— Source data —
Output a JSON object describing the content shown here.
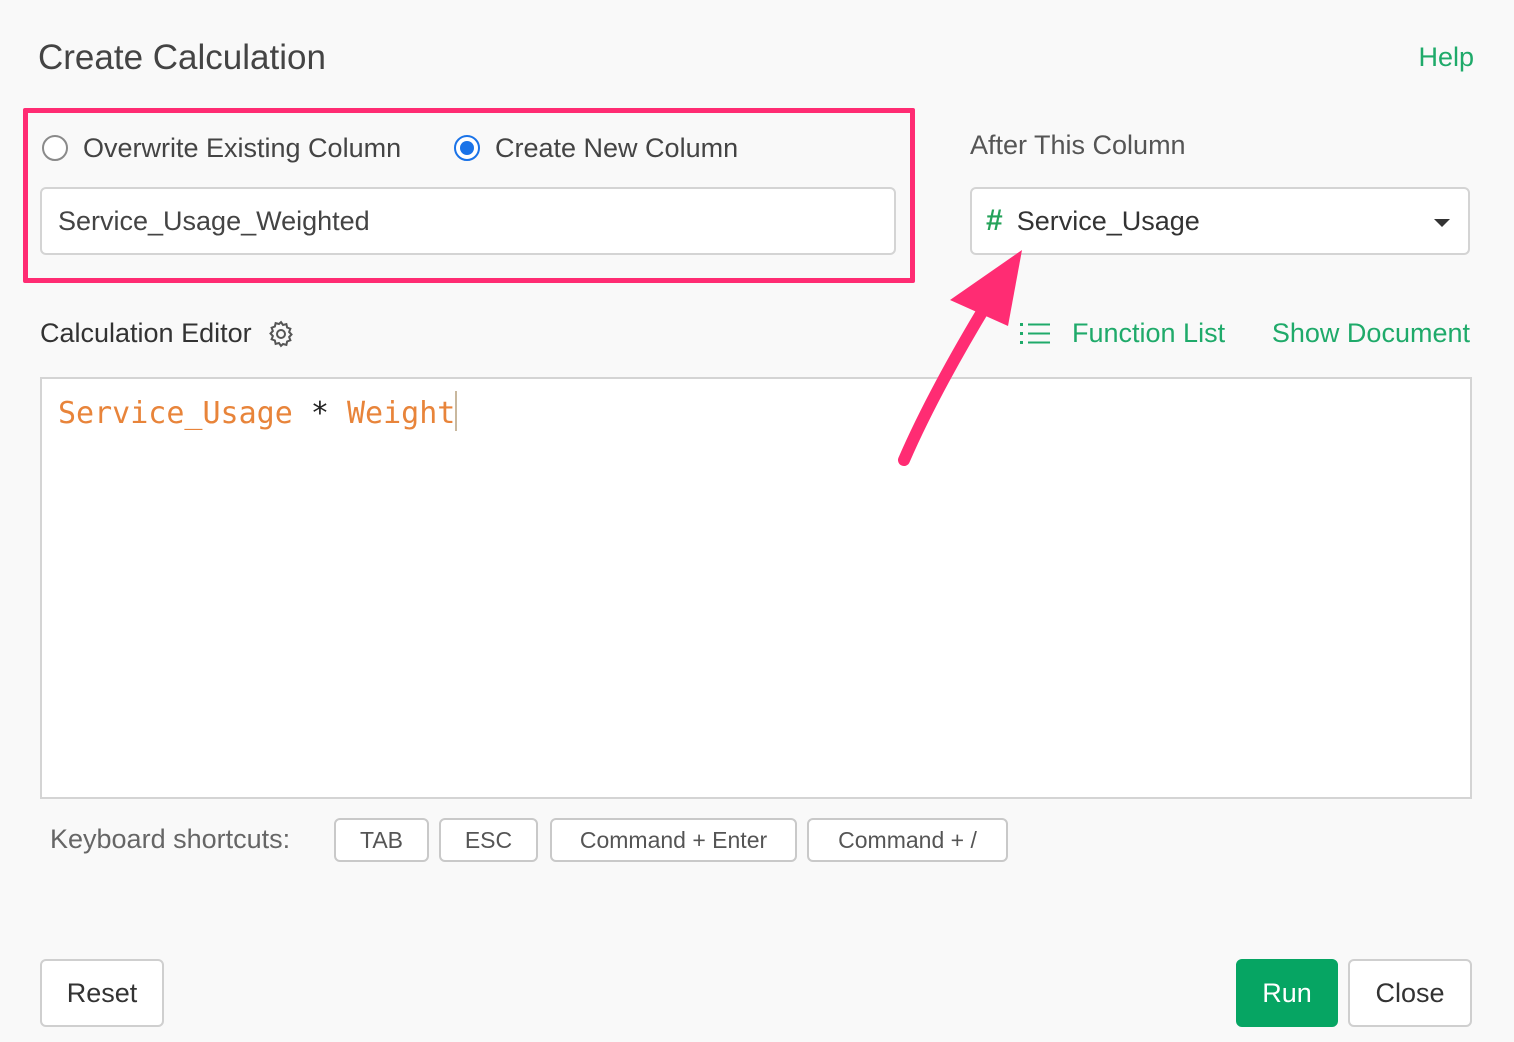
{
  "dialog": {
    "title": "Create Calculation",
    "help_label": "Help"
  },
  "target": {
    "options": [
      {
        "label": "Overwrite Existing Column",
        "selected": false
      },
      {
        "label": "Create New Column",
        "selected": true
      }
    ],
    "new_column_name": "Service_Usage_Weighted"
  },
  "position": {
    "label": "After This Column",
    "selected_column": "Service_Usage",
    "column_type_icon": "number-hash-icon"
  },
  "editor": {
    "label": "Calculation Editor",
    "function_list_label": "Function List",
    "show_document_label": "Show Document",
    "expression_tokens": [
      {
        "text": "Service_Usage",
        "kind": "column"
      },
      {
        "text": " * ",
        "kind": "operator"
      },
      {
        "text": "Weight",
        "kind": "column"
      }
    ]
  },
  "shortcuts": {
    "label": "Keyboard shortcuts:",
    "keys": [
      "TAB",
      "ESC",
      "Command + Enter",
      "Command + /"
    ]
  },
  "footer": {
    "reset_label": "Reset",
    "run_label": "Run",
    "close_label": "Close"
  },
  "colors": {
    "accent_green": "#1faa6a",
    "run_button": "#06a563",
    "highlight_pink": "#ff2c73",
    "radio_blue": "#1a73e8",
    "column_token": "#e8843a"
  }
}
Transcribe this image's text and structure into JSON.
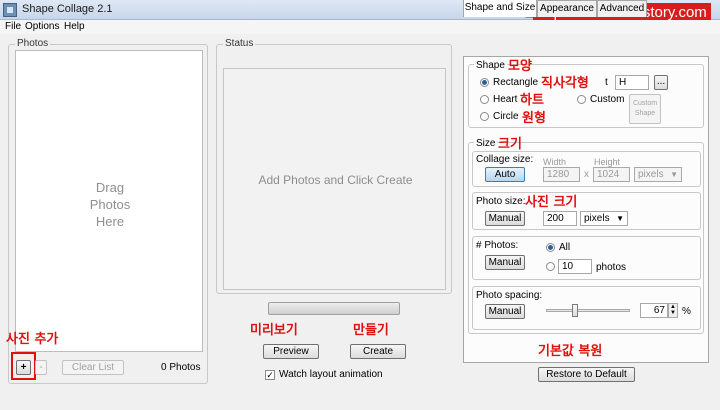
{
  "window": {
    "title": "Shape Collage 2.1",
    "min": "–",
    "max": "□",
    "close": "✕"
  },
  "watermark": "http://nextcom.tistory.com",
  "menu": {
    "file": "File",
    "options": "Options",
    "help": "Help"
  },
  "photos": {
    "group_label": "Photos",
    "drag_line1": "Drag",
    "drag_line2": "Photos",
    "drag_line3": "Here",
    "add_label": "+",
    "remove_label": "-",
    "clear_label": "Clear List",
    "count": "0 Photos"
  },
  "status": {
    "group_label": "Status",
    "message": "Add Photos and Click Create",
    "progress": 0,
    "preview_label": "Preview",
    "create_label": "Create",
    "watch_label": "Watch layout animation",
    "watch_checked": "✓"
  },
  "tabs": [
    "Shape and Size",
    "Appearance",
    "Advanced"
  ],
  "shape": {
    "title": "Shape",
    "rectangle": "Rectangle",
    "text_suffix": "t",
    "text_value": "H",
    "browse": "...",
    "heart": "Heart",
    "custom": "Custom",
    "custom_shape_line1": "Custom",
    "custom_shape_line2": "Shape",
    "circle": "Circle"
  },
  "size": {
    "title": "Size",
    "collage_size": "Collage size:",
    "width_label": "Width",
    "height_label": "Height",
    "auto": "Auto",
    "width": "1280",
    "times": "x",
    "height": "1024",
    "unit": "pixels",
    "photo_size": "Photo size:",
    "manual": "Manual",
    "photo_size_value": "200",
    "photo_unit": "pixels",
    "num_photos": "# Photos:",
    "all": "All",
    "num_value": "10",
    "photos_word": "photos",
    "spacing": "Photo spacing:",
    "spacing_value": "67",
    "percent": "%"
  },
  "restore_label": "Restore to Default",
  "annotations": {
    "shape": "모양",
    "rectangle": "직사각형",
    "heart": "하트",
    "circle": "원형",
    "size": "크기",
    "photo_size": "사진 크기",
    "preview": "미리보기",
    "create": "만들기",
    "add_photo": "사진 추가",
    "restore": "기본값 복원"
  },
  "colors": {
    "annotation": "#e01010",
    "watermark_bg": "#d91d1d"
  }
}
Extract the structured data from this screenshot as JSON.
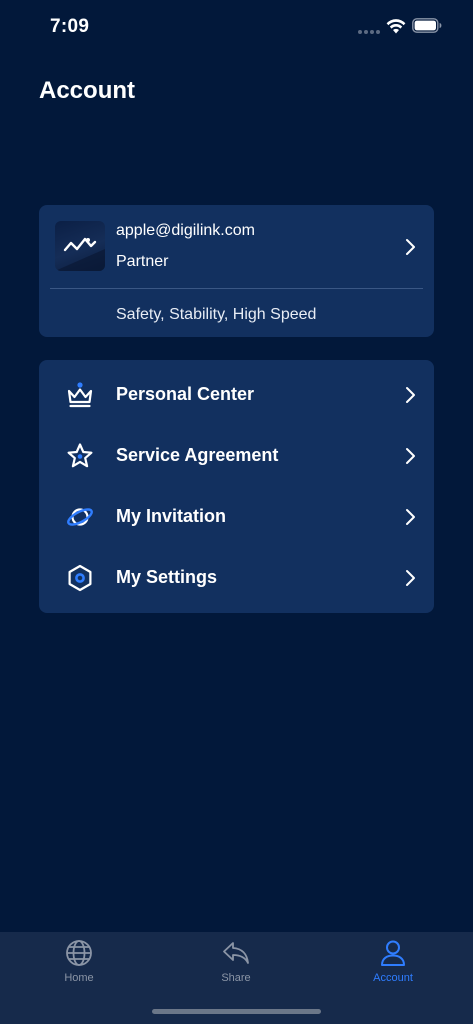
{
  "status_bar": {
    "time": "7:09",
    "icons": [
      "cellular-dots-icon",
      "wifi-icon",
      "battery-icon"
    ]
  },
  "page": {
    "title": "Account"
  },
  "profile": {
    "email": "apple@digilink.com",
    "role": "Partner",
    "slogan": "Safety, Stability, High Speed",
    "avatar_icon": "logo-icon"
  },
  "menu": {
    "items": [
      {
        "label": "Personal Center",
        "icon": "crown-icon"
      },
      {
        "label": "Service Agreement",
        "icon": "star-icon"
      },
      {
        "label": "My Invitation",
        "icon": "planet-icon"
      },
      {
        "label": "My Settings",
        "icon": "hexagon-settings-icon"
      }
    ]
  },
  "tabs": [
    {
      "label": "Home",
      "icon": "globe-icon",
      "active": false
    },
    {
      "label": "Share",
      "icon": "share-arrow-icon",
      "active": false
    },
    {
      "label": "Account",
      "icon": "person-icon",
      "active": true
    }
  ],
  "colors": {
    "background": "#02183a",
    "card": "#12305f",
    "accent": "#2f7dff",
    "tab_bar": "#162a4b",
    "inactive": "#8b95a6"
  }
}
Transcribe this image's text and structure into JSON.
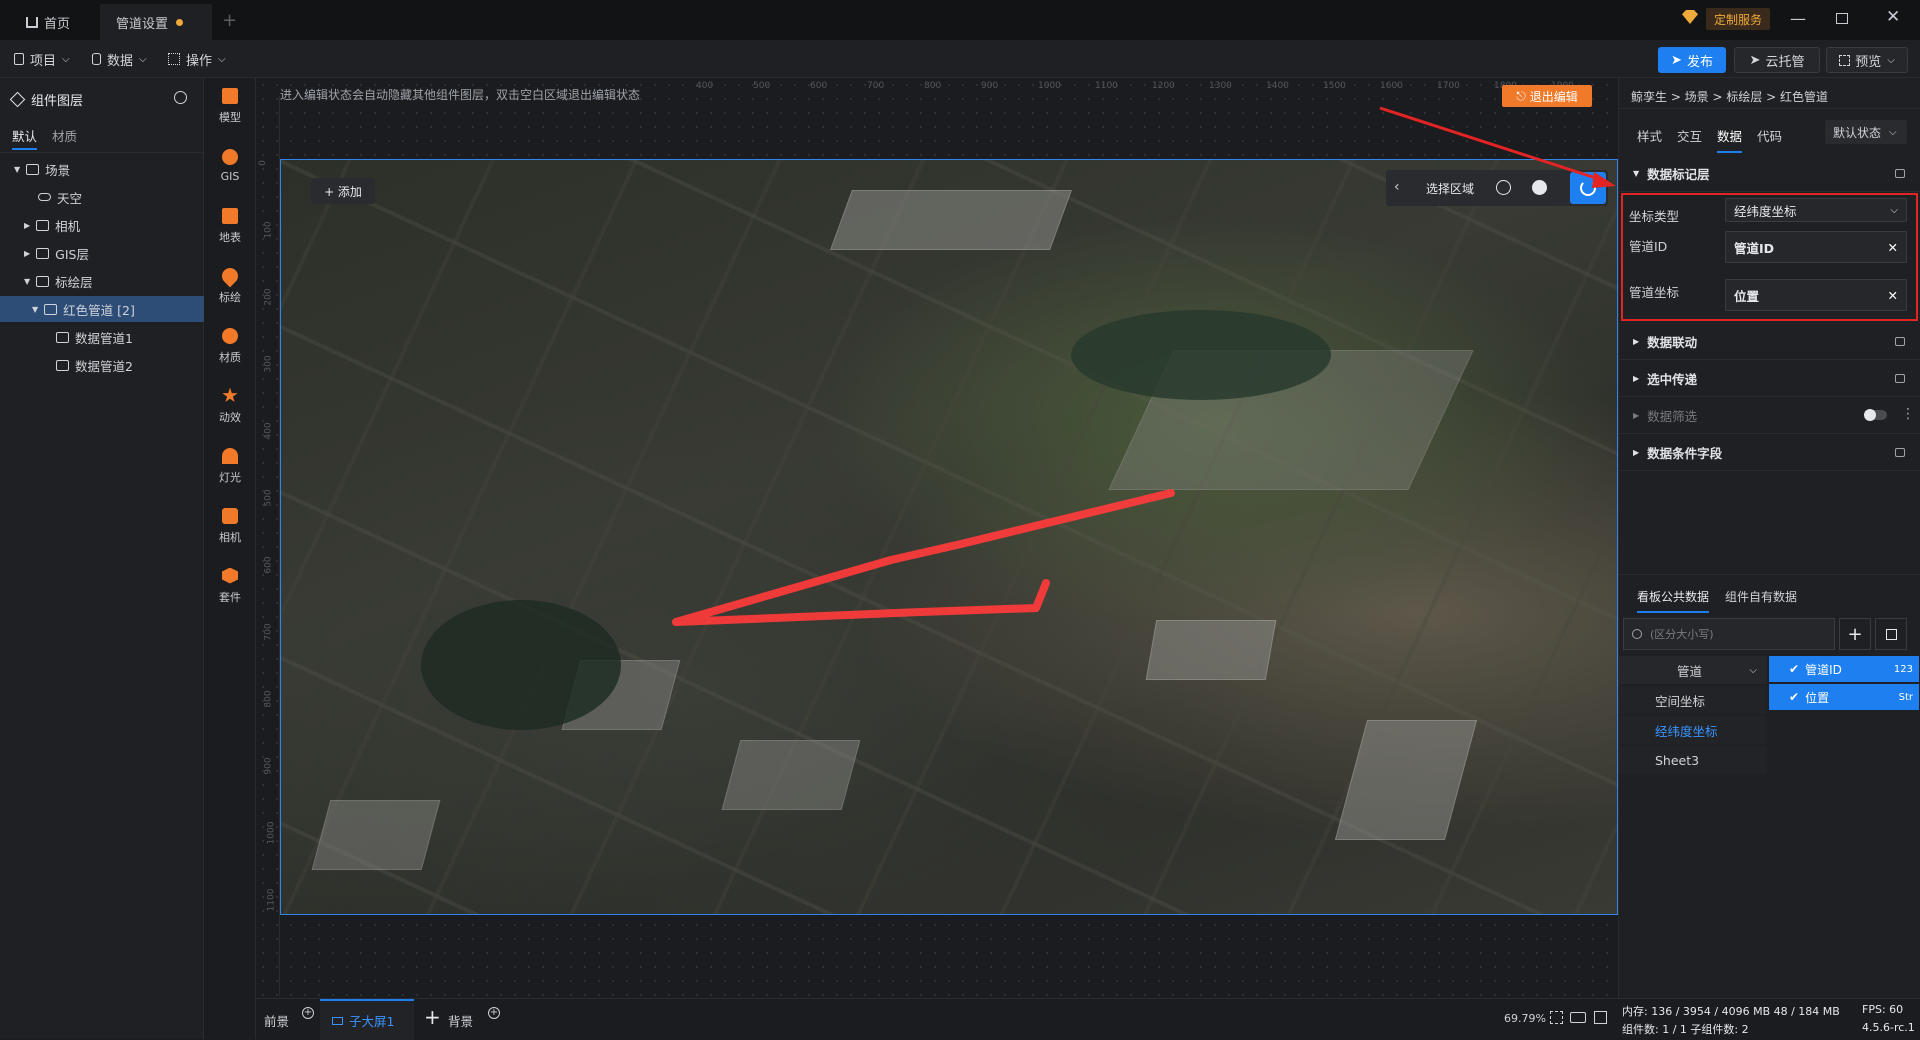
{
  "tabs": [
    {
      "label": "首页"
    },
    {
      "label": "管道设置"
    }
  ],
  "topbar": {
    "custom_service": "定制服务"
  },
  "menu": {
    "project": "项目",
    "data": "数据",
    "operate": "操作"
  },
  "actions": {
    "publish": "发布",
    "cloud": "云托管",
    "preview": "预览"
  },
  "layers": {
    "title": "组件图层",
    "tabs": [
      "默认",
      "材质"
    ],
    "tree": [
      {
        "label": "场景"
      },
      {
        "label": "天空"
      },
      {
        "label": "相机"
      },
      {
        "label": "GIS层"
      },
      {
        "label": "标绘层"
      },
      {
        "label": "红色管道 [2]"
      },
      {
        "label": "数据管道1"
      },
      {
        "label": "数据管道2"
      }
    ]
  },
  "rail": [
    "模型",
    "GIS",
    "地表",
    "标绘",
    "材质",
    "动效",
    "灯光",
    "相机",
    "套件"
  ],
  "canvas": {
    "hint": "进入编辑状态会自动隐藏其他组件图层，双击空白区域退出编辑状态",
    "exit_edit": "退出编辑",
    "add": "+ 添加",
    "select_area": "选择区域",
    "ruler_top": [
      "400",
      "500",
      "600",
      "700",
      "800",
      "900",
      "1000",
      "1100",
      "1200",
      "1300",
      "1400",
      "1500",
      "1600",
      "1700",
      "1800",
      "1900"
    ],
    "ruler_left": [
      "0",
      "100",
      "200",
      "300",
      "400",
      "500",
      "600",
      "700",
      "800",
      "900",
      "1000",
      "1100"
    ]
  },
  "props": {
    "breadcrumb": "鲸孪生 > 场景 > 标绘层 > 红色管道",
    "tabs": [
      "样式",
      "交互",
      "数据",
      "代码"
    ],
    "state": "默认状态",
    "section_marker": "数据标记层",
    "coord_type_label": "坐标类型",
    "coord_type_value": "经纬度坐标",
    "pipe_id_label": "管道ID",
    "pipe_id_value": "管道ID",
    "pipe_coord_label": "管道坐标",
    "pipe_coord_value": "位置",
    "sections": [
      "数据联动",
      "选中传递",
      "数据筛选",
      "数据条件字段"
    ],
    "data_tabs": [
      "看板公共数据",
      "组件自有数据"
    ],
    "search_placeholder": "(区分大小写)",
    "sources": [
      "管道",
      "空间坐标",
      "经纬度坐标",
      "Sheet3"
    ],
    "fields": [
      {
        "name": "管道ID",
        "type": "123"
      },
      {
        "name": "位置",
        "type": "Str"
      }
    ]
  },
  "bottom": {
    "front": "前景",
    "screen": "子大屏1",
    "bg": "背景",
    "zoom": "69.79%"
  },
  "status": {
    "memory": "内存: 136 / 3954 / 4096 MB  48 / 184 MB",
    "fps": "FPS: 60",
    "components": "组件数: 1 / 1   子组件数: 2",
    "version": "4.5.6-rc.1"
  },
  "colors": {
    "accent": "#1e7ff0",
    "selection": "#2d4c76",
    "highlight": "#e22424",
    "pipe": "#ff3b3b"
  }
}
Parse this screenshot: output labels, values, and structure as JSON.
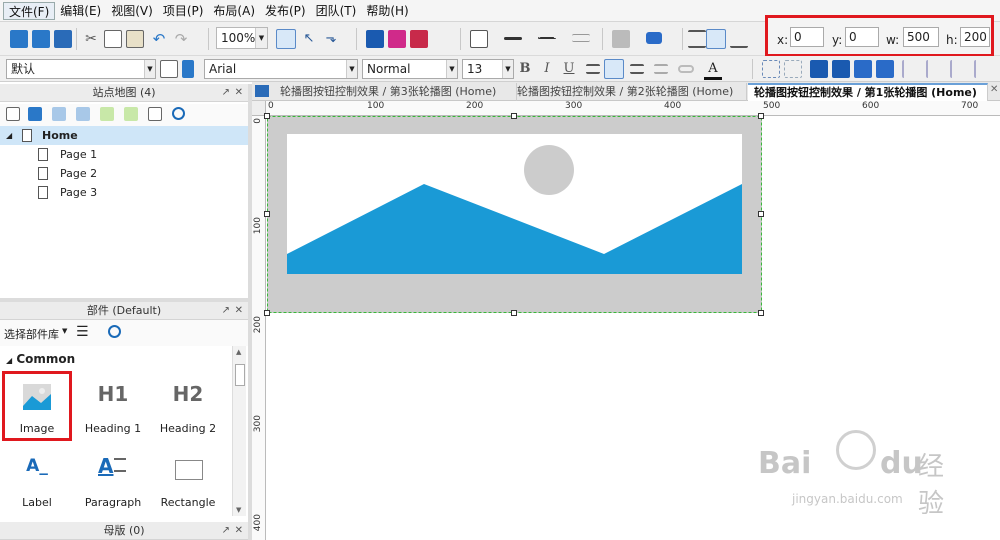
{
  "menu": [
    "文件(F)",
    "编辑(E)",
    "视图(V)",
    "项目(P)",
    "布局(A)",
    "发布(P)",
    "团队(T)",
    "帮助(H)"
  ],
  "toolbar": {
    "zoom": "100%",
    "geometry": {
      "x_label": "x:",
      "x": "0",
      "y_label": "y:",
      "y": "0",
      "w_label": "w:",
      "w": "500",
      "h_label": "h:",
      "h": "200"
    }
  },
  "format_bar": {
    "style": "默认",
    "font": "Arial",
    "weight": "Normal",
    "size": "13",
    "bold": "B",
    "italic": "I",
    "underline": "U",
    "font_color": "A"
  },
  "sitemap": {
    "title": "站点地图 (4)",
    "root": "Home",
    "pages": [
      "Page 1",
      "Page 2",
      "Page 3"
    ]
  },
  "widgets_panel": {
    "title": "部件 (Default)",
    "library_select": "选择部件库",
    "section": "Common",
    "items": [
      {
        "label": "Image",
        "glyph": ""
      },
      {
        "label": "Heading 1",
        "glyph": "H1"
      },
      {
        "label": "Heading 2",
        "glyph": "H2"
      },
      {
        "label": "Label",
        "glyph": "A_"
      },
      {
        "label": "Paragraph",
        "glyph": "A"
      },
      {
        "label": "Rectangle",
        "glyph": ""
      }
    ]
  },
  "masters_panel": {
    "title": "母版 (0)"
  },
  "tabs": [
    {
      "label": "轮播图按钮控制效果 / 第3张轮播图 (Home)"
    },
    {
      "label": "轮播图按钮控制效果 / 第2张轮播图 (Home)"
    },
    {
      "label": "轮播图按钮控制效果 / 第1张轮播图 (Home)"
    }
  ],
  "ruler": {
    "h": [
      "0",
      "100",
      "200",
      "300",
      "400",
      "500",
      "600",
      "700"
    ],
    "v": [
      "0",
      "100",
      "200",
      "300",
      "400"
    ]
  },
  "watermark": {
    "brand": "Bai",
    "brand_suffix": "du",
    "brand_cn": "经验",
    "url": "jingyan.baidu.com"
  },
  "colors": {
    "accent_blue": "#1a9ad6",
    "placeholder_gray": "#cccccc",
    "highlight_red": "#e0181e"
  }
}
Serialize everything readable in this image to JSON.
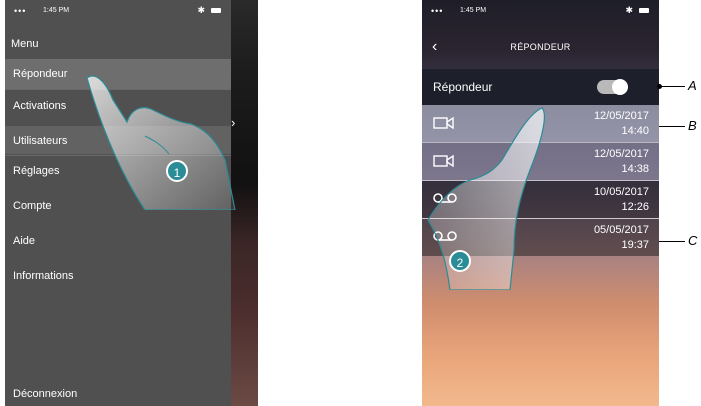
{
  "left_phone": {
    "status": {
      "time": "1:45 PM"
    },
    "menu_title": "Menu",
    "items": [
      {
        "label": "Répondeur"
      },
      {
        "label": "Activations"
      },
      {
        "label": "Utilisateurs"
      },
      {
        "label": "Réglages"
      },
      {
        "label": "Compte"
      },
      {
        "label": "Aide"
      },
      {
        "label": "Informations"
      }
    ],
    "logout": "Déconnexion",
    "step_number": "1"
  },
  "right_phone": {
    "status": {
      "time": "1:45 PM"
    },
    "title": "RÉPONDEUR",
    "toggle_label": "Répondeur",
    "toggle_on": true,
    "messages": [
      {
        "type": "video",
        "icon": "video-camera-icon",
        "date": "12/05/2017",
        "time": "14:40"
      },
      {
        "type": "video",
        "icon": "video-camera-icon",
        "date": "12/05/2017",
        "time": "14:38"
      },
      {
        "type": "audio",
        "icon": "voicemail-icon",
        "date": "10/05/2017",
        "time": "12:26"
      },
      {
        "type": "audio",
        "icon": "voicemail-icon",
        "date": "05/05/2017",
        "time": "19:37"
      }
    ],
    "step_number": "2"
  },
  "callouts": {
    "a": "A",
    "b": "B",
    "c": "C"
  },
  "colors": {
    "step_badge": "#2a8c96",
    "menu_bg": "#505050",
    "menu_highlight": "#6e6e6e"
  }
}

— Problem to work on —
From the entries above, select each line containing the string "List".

— Answer box —
    "function_list_label": "Function List",
    "clear_label": "Clear List",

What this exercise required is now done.